Exercise
Look through the records, and whenever a line includes the word "image", copy it.

*** Opening Exercise inputs ***

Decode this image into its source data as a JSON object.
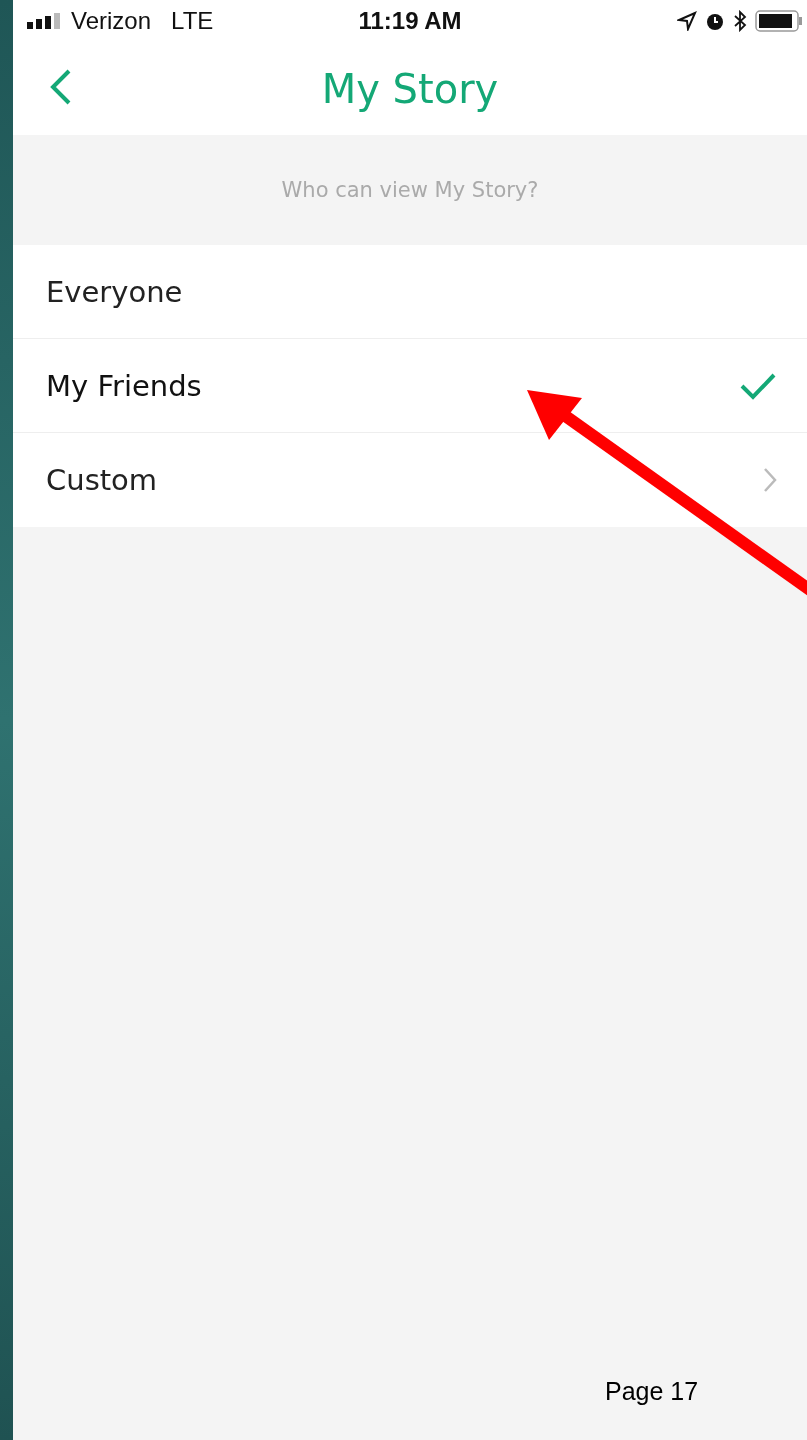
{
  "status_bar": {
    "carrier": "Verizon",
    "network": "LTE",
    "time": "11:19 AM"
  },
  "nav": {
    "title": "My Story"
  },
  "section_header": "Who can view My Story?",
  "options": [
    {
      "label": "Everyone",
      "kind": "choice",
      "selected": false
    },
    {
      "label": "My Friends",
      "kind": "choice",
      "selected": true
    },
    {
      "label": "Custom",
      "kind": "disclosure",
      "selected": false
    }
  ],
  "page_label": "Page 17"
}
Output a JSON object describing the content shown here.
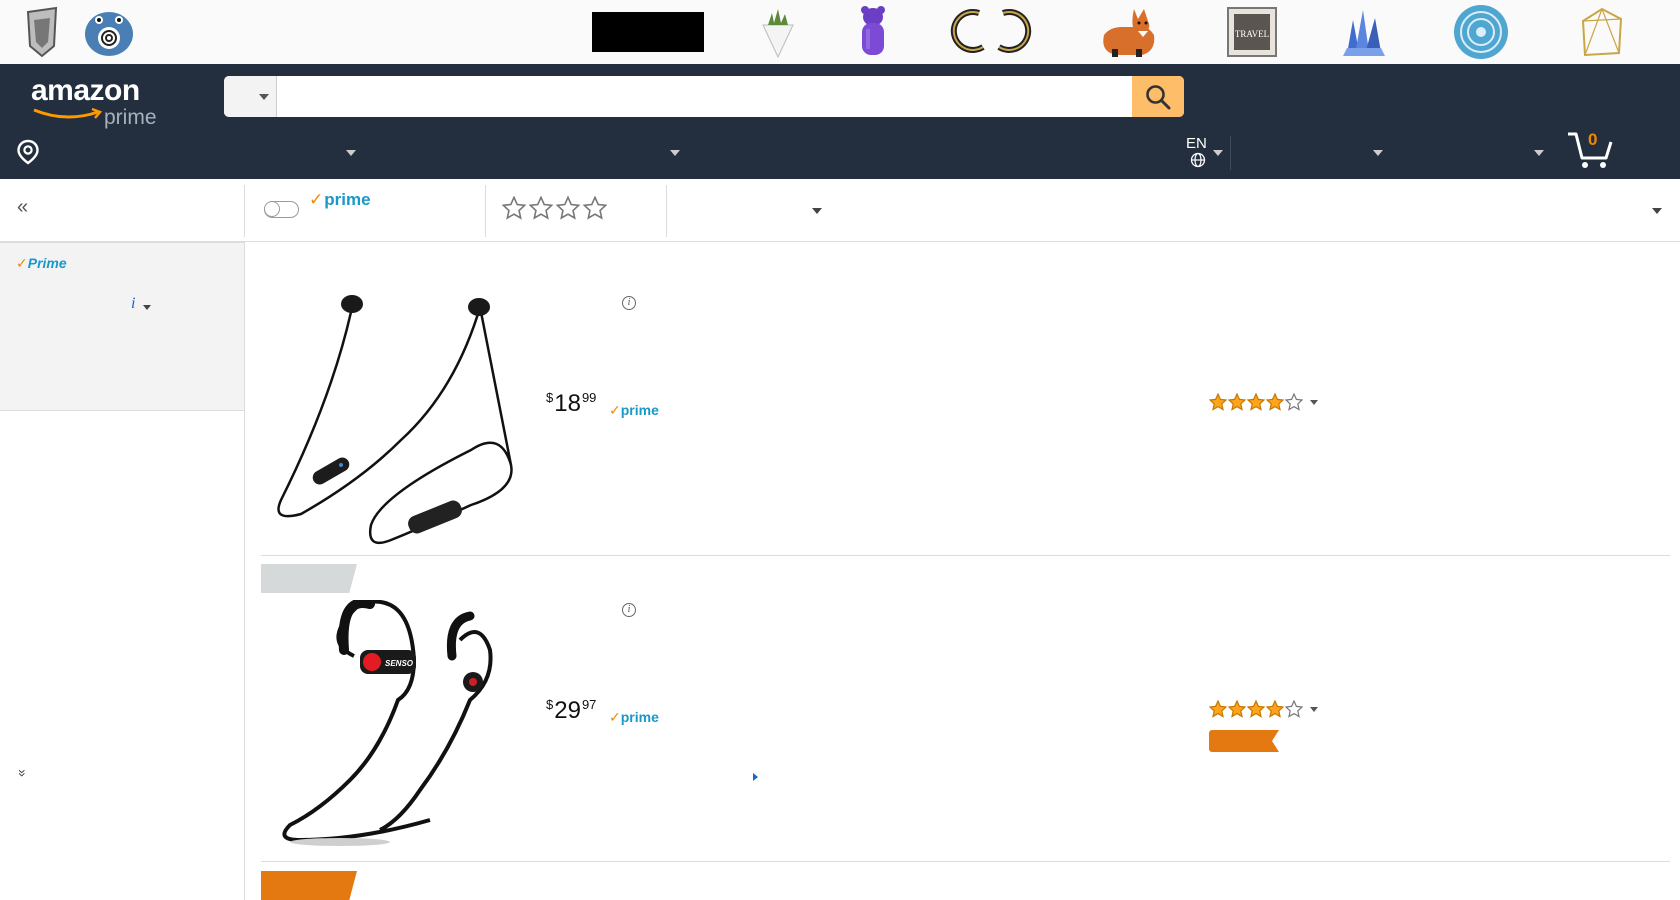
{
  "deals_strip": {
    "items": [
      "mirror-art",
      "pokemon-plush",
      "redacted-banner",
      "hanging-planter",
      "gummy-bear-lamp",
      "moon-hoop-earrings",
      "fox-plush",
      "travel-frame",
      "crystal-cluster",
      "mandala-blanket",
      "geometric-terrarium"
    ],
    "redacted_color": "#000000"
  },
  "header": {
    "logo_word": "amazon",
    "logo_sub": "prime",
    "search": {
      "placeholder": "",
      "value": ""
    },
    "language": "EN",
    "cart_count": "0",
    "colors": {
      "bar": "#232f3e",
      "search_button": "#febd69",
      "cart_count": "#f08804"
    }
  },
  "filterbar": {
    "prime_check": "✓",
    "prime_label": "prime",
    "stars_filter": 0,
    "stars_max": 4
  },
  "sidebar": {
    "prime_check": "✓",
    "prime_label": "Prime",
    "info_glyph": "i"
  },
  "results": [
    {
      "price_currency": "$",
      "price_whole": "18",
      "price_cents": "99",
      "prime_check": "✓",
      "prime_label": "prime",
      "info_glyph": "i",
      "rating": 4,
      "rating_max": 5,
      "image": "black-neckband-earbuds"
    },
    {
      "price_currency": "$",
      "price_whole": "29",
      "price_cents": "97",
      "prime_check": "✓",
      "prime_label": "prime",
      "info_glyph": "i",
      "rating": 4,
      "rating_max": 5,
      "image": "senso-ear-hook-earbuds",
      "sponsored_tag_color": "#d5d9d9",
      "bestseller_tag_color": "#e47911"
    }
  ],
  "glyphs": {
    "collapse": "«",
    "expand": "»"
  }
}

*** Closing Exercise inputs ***

Answer area
Decode this image into its source data as a JSON object.
      "image": "black-neckband-earbuds"
      "image": "senso-ear-hook-earbuds",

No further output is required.